We’ve all been there; in the grocery store, at the meat counter. There are all different types of steaks and cuts of meat. If you’re making stew, what should you buy? If you’re planning on grilling, and you want a tender juicy steak, which cut is best?
Before I begin, let’s talk about an important term, marbling. Marbling is the small streaks of fat found within the muscle and can be seen in the cut of meat. Marbling has a strong beneficial effect on juiciness and flavor, and may also have a positive effect on tenderness. Meat that has little marbling may be dry and flavorless. Excessive amounts of marbling will not necessarily increase the juiciness and flavor over those cuts of meat with modest marbling. When picking your meat, choose a piece with average marbling. The streaks of fat should make up approximately 1/3 of the meat in ratio.
Beef Quality Grades
A quality grade is a composite evaluation of factors that affect palatability of meat (tenderness, juiciness, and flavor). These factors include carcass maturity, firmness, texture, and color of lean, and the amount and distribution of marbling within the lean. Beef carcass quality grading is based on (1) degree of marbling and (2) degree of maturity. In order, the three beef quality grades are Prime, Choice, and Select.
Choosing the Right Cut of Meat
There are many different cuts of meat. If you want a soft, succulent piece of meat try Filet Mignon, a Delmonico cut, Porterhouse, T-Bone, or New York Strip Steak. If you’re making a stew or roast look for some lean Chuck. If Fajitas are on your menu, marinate and grill some London Broil; make sure to slice it thin!

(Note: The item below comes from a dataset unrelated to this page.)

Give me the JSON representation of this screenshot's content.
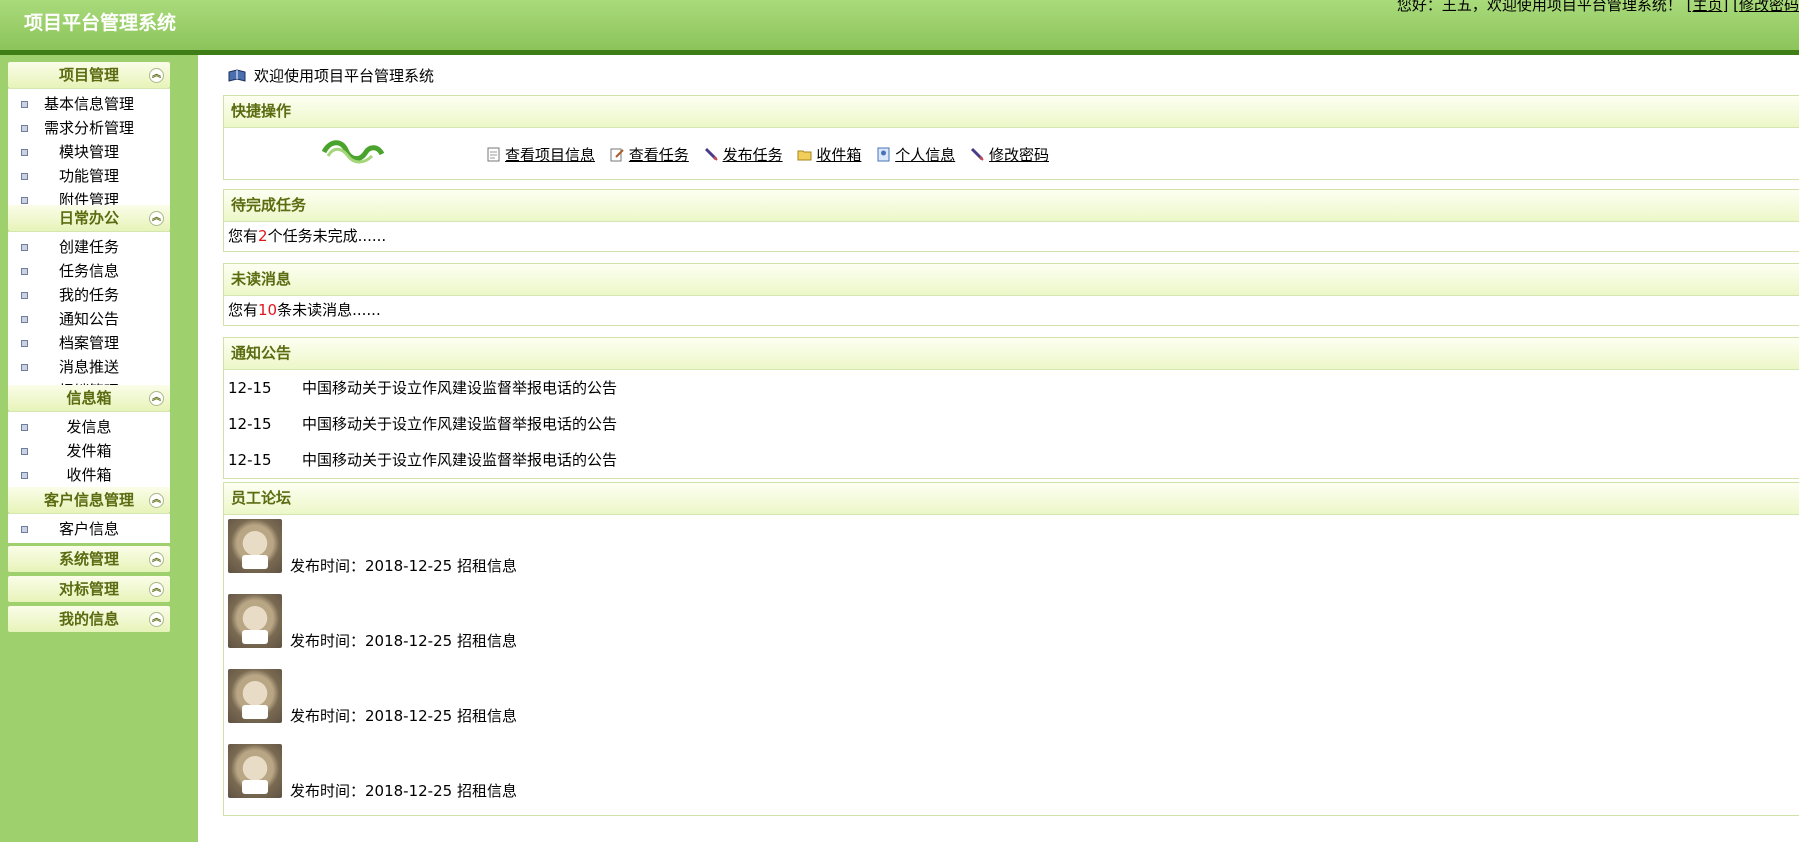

These are just a few suggestions. Speak to your butcher; they’re usually very knowledgeable and willing to help.